So … I will start editing on Monday, I promise!

Pain-Free Revision

In 52 Writing Topics, Shelley Widhalm, Writing on October 7, 2012 at 11:00 am

This is my least favorite part of the writing process and the part that requires the most discipline.

It’s revision.

I wouldn’t mind if revision involved reading over what you wrote once, but it takes many reads – and by the time you read your work the sixth time around, you can figure out the ending.

I’ve revised many of my works and still find achieving that objective eye a challenge.

Revising with some objectivity, as well as subjectivity, is a multi-step process that requires several steps and a few tricks.

Writers vary in how they revise their work, but I like to give a first read through for obvious errors in spelling and grammar, words that are missing or misused, and sentence structure that is awkward or clumsy.

I like to ask if the overall story make sense. Is there enough at stake in the plot? Are there any boring parts or parts that are over-explained?

Are there areas that are exciting, but feel too rushed?

Does the story end, or simply drop off, because the concluding pages were rushed or forced?

Are the characters well-developed, and do they seem real not two-dimensional?

In additional reads, I find it helpful to find the areas that need more detail or explanation. I remove unnecessary backstory and any passages that slow the pace. Doing this allows the characters and the conflict to be more evident.

Also when editing, I recommend:

  • Looking for needless repetitions, awkward transitions and poor word choice.
  • Cutting unnecessary words, sentences and even scenes that do not move the story forward or clutter what you’re trying to say.
  • Using the active voice whenever you can.
  • Varying the sentence structures, so that not every sentence reads subject-verb-object.
  • Getting rid of clichés, unless used for a specific purpose or as a character trait.
  • Writing visually and making sure some or all of the senses are used, including sight, sound, touch, hearing and taste.
  • Tightening the dialogue, cutting unnecessary conversation fillers like, “How are you doing?” and areas where conversation seems to repeat.

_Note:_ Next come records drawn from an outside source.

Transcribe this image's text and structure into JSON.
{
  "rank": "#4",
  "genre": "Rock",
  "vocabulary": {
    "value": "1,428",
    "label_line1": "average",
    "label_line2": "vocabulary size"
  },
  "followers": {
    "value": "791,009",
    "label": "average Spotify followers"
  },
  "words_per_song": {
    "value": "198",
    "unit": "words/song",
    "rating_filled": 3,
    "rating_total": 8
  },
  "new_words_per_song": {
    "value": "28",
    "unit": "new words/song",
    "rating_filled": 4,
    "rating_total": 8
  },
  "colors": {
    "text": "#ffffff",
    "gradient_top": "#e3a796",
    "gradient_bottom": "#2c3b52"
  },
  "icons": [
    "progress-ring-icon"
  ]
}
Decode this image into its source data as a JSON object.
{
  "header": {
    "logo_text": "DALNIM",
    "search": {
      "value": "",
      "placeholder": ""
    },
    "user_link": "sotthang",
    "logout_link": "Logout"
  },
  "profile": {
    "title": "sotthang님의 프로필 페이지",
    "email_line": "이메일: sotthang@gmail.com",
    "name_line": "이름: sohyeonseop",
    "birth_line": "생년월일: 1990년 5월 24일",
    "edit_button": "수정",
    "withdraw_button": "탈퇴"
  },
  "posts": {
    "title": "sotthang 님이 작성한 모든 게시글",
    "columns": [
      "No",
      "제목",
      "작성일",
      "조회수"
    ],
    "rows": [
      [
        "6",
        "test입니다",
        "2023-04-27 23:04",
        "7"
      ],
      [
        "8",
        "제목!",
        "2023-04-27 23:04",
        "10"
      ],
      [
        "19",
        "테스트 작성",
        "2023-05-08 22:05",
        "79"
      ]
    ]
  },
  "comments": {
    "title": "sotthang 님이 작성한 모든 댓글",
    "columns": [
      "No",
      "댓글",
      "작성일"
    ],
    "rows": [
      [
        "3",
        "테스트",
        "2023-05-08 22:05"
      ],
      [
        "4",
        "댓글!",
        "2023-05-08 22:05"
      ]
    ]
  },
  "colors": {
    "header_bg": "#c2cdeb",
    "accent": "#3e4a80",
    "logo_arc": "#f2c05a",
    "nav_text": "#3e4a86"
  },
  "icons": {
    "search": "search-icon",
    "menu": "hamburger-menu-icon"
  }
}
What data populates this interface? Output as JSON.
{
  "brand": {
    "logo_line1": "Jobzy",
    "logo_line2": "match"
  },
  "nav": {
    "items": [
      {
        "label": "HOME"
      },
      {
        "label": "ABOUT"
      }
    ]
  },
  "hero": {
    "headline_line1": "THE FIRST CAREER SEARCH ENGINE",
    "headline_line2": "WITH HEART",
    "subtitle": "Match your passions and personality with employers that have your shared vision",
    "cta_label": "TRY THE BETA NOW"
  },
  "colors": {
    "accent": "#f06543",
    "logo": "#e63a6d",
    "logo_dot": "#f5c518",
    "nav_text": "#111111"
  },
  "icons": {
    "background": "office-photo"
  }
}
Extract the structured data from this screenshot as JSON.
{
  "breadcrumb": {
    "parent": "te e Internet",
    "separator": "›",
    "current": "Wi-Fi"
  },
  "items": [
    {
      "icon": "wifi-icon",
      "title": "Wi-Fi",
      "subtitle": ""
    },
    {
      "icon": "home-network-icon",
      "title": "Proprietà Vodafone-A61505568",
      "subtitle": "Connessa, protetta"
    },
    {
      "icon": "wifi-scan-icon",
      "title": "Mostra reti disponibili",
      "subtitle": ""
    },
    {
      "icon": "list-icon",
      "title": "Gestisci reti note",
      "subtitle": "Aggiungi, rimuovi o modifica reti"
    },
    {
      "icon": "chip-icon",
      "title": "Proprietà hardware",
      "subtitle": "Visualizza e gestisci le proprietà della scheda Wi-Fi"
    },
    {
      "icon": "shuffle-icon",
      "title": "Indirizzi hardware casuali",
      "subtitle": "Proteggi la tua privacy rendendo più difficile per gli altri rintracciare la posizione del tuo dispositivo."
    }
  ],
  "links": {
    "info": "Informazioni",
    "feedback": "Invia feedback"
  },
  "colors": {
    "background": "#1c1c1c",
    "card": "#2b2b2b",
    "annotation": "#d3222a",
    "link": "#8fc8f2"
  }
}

And most importantly, make sure your showing and only telling when necessary.